Saudi Arabia launched a $17.5 billion sovereign offering Wednesday in its first foray into the international bond market, drawing strong demand for the dollar-denominated offer.
The debt offering is a key part of the kingdom's economic reform plan as it would give Saudi Arabia a sovereign benchmark that would help open its capital markets for future offerings, such as corporate issues. It also is a necessary boost to cash flow to help the country withstand a long downturn in oil prices.
The deal was initially expected to be $10 billion-$15 billion, but demand was strong with a total order book of $67 billion. According to Informa Global Markets, the offering is the largest Middle Eastern sovereign deal and is now the largest emerging market deal, surpassing Argentina's $16.5 billion debt offering earlier this year. Moody's rates the Saudi bonds as A1 with a stable outlook and Fitch rates them AA- with a negative outlook. Argentina was a high-yield issue.
Final pricing terms were more favorable than initially anticipated, tighter by more than 20 basis points per issue. The $5.5 billion in five-year notes are expected to yield 135 basis points over the U.S. five-year Treasury; the $5.5 billion 10-year notes are expected at 165 bps over the U.S. 10-year and the $6.5 billion 30-year is expected to yield 210 over the U.S. long bond. The final deal pricing and allocations are expected at about 3 p.m. EDT.

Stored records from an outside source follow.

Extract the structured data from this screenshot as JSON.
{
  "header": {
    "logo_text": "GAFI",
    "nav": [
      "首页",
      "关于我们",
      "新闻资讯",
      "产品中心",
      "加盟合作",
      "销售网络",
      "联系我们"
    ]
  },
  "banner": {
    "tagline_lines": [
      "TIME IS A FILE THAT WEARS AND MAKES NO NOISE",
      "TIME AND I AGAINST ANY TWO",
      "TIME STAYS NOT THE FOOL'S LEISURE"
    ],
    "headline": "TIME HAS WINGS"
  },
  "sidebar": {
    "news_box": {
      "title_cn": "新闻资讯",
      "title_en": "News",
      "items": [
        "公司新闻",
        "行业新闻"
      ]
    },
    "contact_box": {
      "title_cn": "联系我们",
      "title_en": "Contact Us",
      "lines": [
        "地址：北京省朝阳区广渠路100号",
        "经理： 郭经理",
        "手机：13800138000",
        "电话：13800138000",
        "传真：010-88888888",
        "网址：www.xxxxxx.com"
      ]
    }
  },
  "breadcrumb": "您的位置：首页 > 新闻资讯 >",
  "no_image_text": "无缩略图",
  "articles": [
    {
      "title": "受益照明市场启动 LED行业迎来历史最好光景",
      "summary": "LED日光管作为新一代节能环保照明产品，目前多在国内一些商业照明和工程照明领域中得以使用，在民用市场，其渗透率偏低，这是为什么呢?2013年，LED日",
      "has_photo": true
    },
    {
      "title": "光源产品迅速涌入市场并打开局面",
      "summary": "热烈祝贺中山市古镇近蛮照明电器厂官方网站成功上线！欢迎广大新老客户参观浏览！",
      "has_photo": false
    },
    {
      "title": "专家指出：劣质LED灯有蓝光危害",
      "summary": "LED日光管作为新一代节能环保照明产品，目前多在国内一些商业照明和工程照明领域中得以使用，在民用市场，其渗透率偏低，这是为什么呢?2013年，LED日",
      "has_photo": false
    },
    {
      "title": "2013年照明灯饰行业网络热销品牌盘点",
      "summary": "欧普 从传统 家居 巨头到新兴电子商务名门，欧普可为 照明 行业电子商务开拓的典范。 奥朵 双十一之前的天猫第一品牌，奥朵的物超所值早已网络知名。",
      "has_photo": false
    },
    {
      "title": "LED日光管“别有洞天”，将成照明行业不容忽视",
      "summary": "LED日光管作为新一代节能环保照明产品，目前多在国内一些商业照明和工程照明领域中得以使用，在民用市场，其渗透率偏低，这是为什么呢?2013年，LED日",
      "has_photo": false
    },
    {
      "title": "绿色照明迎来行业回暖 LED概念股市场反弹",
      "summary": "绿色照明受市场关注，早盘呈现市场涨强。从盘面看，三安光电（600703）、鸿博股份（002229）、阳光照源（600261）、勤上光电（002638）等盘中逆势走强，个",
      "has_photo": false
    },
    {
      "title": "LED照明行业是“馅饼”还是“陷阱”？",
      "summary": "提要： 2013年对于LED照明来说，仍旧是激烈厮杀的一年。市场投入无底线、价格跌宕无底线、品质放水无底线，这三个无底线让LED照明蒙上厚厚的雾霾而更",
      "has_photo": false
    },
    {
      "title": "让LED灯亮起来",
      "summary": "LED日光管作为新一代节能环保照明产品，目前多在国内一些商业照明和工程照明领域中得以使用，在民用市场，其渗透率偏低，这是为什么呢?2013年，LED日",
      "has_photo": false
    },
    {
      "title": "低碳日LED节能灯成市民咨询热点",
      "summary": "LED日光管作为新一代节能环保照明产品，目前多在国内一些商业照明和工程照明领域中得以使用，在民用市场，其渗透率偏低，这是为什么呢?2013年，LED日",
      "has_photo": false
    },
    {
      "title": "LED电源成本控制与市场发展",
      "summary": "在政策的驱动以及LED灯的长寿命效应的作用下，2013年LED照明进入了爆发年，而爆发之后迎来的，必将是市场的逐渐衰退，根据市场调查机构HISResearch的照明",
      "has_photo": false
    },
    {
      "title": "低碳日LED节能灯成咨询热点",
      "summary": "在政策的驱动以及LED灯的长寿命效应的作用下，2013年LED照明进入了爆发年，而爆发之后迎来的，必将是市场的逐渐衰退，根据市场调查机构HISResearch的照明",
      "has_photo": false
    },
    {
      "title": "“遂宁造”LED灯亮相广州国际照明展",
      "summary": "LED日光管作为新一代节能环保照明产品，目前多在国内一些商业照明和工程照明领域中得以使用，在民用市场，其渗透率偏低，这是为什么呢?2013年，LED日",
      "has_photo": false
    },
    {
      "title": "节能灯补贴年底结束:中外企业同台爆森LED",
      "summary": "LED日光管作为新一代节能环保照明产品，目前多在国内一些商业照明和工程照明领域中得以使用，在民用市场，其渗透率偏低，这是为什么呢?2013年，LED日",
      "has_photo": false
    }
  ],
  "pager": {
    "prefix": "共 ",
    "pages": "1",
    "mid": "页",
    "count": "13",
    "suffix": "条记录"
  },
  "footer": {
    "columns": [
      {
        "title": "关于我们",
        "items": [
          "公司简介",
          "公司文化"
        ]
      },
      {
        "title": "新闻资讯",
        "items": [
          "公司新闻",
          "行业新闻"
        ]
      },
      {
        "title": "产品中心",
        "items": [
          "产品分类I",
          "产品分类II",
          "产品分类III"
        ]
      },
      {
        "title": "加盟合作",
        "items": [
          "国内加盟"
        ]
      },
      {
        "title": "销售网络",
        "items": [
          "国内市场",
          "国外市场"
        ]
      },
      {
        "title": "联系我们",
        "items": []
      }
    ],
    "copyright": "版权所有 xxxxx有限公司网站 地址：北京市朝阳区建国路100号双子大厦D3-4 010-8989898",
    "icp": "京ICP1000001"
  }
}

Saudi officials ended a weeklong roadshow for the multi-tranche dollar offering with an investor meeting in New York on Tuesday.